Some TikTok tips are insanely useful while others never should have made it onto the internet in the first place. The latest bit of advice to go viral, sucking the air out of a Ziploc bag to give it an “airtight” seal, falls somewhere in the middle.
The trick itself has been around for a long time. As far back as 2016, Good Housekeeping was recommending it to readers as a way to keep food fresher inside its storage bag by removing as much air as possible. On the surface, this looks like the type of trick you could praise as a #FoodHack, but I wouldn’t jump the gun on that one. There are a few issues with “[becoming your] own vacuum-sealer,” as TikTok user @daveed_chet puts it.
Don’t breathe bacteria onto your food
Listen, I’m sure you’re a very hygienic person, and I’m sure your breath is minty fresh. Unfortunately, no matter how often you brush and floss, there’s bound to be some bacteria that escapes the confines of your mouth.

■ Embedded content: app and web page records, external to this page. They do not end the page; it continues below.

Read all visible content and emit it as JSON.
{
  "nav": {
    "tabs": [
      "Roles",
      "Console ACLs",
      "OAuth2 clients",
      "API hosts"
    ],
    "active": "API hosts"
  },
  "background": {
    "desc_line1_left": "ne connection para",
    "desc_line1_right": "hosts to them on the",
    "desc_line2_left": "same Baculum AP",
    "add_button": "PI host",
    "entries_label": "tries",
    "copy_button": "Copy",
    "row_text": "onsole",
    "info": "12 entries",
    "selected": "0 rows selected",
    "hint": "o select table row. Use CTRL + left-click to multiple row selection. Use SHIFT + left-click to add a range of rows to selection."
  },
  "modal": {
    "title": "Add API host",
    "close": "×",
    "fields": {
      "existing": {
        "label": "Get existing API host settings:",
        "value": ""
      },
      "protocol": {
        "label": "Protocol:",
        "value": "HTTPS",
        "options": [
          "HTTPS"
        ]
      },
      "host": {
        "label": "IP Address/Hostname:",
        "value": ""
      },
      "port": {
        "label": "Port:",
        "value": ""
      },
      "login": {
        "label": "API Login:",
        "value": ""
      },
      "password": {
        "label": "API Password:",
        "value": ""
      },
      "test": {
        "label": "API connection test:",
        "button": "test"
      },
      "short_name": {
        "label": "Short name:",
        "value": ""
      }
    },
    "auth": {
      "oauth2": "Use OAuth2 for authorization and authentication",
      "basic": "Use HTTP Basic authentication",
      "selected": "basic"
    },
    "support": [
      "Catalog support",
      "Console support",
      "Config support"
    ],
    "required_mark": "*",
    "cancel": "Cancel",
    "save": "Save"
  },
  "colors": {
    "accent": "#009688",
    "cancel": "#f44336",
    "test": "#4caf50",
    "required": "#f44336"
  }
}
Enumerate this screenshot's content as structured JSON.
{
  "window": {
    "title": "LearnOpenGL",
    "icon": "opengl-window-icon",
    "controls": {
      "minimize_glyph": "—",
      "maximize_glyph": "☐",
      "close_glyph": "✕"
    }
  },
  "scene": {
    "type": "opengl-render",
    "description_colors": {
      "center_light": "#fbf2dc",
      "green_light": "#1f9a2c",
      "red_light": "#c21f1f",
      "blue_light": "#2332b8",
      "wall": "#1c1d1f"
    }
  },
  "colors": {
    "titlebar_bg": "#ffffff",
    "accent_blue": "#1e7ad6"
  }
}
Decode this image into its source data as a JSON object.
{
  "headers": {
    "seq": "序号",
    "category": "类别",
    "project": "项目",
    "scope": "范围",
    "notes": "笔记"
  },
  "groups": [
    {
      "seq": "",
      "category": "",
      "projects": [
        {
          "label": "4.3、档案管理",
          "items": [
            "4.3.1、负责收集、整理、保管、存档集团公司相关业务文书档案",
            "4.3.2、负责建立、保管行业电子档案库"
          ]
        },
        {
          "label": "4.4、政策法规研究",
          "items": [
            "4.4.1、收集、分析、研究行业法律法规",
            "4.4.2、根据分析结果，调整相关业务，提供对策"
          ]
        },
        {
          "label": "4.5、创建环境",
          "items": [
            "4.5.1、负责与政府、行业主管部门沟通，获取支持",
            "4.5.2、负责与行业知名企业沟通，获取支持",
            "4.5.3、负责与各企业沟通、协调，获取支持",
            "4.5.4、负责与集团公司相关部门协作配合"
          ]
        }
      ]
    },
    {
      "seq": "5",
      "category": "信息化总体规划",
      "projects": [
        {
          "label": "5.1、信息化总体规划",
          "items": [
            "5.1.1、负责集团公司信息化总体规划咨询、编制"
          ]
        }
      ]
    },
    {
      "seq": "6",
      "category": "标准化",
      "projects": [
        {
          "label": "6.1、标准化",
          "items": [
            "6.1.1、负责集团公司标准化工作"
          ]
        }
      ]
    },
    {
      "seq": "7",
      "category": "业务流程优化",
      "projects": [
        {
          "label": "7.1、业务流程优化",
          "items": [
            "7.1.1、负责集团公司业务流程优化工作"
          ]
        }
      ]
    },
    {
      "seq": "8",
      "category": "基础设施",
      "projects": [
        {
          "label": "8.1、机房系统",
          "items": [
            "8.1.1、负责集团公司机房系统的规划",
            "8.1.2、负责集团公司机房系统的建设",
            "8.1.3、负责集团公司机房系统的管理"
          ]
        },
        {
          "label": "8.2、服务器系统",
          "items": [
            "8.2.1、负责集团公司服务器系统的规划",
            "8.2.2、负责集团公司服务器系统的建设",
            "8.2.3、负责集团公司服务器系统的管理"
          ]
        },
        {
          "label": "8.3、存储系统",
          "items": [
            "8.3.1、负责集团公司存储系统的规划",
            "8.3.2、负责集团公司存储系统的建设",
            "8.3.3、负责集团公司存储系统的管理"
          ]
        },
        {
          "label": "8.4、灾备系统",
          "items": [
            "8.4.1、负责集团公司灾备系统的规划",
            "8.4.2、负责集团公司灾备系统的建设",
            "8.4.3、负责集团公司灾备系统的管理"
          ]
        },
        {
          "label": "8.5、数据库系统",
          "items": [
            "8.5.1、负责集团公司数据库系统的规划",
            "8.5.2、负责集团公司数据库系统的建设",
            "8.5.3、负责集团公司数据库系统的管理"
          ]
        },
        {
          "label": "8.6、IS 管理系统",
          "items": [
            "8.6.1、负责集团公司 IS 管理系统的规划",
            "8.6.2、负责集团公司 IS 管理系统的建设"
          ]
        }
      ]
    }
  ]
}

If COVID has taught us anything, it’s that a lot of stuff comes out of your mouth when you breathe out. So, just imagine billions of bacteria (some harmful, some not) mingling with your food and getting sealed up with it, unable to escape. Yes, I know that sucking the air out of something is the exact opposite of breathing out, but some amount of carbon dioxide will pass through your lips, even just for an instant.
It’s sort of like sharing a drink with someone. Unless you waterfall it, you’re bound to get a little backwash when you’re drinking from the same glass. It’s just inevitable.
Don’t breathe in bacteria from the food
On the flipside of possibly getting people sick by exhaling diseases onto food, there’s also the possibility of getting yourself sick by inhaling certain bacteria coming off raw, uncooked foods.
Inhaling raw meat fumes can cause Brucellosis, which is an infectious disease caused by a specific bacteria most often found in animal products like dairy and meat. Brucellosis comes with symptoms such as fever and headaches as well as potential long-term effects like arthritis and swelling of the liver and spleen. Although the CDC found the risk to be higher for people who work in laboratories with the bacteria, it was also a risk for people who work in slaughterhouses and who handle raw meat.
Sure, sucking air out of a plastic bag is not the same as working in a slaughterhouse, but directly inhaling the air concentrated around raw meat is going to put you at some amount of risk. It may seem obvious, but if you’re going to try this particular food “hack,” only do it with fully cooked dishes and not things that could be harmful if consumed raw, like chicken.
If you’re absolutely married to the idea of this vacuum-sealing trick, a better alternative might be to use a straw in place of putting your whole mouth to the bag. That way, there’s at least some distance between you and the food in the bag, and you’ll still get to try something you saw on TikTok. (But remember, not all TikTok hacks are worth the fallout.)